Moving slowly and deliberately, look at everything, from the structure of the space itself—high ceilings, low ceilings—to the doors and doorways and the windows and floors—to each item: the rugs, carpets, light fixtures, decorations, furniture, appliances, books, linens, etc.

Allow yourself to stop where you feel compelled to stop, look where you feel compelled to look, touch, feel, smell, and listen. Do you hear anything you haven’t heard before?

Notice the colors. Notice the lighting. The lack of lighting. The dust. The areas that are clean. The areas that could benefit from cleaning. The areas you love but spend too little time in.

Run your hands across items you do not normally touch, or perhaps have not touched in months or even years.
See how each item, object, color, or specific space feels to you as you give it your full attention. What do you need to see?

Notice the space between items, and the lack of space. Notice what makes you smile and feel good—again, allow gratitude in—and notice what makes you feel not so good.

Do you have an absolutely favorite spot?

Do you have a place where you feel the most centered? The most alive? The most inspired? The calmest? The strongest? The most you?

Do you spend time in this area or areas?

How is your sleeping space? Is your bed in a position you prefer?

Continue to feel your feet making contact with the floor as you move through your space.

Know that your mind may be triggered to go in many directions, heading off into thoughts, old memories, maybe some judgments.

Explore them briefly. Then use your breath and the feeling of your feet connected to the ground to return to the present.

Conclude your walk when you have covered the amount of space that feels right.

 

TAKEAWAYS AND REFLECTIONS

What did you learn from Walking Awake through Your Living Space? Did anything surprise you? Confuse you? Inspire, or spark, something within you?

How does your living space make you feel—in body, mind, and spirit? Are there changes that you’d like to make? Was gratitude present for you? Are there items within your living space that you are ready to part with?

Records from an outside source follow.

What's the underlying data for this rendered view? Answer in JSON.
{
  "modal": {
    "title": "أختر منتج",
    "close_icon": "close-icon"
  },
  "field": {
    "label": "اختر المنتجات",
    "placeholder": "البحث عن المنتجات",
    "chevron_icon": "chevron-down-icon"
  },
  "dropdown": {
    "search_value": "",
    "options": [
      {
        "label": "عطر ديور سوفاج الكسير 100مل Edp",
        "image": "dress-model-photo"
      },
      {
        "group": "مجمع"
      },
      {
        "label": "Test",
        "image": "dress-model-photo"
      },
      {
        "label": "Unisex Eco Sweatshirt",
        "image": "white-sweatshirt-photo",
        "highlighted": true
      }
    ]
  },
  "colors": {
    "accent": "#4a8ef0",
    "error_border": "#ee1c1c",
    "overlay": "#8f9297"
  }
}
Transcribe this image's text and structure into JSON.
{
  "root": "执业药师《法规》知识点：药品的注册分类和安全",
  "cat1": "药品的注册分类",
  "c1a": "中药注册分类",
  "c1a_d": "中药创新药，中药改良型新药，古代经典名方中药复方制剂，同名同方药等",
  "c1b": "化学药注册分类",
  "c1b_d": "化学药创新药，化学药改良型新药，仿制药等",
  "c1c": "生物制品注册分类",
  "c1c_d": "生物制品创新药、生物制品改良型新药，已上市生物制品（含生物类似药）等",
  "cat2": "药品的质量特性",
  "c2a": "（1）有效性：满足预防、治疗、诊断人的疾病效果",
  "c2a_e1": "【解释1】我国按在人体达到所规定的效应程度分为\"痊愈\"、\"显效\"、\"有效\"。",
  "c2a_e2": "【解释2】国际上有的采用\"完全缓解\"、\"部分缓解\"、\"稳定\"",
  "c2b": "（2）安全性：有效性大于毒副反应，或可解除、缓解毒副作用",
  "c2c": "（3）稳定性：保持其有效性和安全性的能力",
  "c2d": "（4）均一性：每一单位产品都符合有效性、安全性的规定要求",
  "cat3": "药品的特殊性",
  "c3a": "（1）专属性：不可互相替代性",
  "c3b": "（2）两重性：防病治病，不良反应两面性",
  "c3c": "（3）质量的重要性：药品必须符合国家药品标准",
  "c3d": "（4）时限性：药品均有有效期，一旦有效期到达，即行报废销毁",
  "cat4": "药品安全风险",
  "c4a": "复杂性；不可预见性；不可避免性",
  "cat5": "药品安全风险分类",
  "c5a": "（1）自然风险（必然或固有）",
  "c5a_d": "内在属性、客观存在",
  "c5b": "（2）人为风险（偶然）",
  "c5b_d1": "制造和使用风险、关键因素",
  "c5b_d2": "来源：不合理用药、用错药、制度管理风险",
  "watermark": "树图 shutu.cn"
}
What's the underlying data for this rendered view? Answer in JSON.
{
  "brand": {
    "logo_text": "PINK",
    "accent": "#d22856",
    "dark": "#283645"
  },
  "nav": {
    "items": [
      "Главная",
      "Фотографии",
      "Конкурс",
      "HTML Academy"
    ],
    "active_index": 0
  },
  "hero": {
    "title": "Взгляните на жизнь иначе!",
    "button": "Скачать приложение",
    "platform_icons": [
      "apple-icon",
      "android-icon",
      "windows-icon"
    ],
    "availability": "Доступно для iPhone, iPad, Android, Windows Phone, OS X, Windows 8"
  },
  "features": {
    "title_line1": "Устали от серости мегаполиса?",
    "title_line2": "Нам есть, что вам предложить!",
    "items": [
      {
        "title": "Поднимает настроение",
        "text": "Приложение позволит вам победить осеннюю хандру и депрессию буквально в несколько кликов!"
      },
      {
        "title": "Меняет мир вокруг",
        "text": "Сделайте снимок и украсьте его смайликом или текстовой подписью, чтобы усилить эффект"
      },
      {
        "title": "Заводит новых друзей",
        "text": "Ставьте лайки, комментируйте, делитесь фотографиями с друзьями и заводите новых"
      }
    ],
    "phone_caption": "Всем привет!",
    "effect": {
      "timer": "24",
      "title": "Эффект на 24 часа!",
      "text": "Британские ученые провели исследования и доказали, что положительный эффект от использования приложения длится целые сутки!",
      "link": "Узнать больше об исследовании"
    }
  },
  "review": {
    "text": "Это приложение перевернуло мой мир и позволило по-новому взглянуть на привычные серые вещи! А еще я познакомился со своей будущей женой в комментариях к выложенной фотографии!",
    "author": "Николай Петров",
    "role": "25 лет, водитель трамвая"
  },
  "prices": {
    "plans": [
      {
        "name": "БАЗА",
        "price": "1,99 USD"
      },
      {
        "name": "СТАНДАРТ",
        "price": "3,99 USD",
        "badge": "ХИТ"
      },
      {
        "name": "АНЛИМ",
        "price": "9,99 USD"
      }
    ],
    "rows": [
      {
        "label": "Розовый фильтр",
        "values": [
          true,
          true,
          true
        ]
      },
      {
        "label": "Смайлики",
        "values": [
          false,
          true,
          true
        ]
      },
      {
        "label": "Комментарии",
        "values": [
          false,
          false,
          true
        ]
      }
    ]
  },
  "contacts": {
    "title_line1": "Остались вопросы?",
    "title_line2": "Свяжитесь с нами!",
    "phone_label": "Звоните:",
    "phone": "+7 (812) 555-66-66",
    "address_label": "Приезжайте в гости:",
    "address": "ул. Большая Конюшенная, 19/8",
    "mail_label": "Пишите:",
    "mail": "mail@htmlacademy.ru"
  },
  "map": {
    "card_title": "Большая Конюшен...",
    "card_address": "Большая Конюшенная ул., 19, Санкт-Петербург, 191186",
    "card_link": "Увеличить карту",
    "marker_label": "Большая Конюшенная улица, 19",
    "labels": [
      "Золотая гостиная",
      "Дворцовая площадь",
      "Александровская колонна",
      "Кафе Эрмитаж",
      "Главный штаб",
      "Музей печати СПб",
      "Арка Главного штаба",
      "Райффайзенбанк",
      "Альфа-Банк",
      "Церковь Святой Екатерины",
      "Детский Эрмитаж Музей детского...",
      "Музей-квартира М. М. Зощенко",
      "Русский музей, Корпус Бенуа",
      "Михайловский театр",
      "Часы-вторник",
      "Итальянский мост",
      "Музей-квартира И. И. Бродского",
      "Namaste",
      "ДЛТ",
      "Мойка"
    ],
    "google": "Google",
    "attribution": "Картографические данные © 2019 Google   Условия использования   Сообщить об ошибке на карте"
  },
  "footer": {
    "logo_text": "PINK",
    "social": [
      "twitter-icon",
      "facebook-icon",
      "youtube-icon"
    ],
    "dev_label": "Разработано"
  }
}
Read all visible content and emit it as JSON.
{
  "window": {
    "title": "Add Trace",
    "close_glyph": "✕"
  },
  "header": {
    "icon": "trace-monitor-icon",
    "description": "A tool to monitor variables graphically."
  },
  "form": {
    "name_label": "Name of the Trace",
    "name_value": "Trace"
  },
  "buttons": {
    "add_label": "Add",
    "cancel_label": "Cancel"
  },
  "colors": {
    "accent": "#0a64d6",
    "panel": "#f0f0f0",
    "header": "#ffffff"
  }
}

If you have not already done so, make a mental list of, or jot down, your experience(s) having walked awake through your living space. Remember, the purpose of your living space is not only to provide safety and shelter, but also to make you feel good: healthy, inspired, refreshed, balanced, centered. If you’re not there now, do what you can to take the steps to get yourself there.

Know that seemingly tiny changes or movements—like placing items in areas that feel better to you, or allowing in more light, or even changing the type of lightbulb—can have deep and lasting effects on your mood, attitude, and overall well-being.

Repeat this walk every so often, and see what comes up. In the meantime, stay awake to your living space … and the world.

Tags: Glenn Berkenkamp

About the Author

Bevin is the publicity and marketing manager at North Atlantic Books.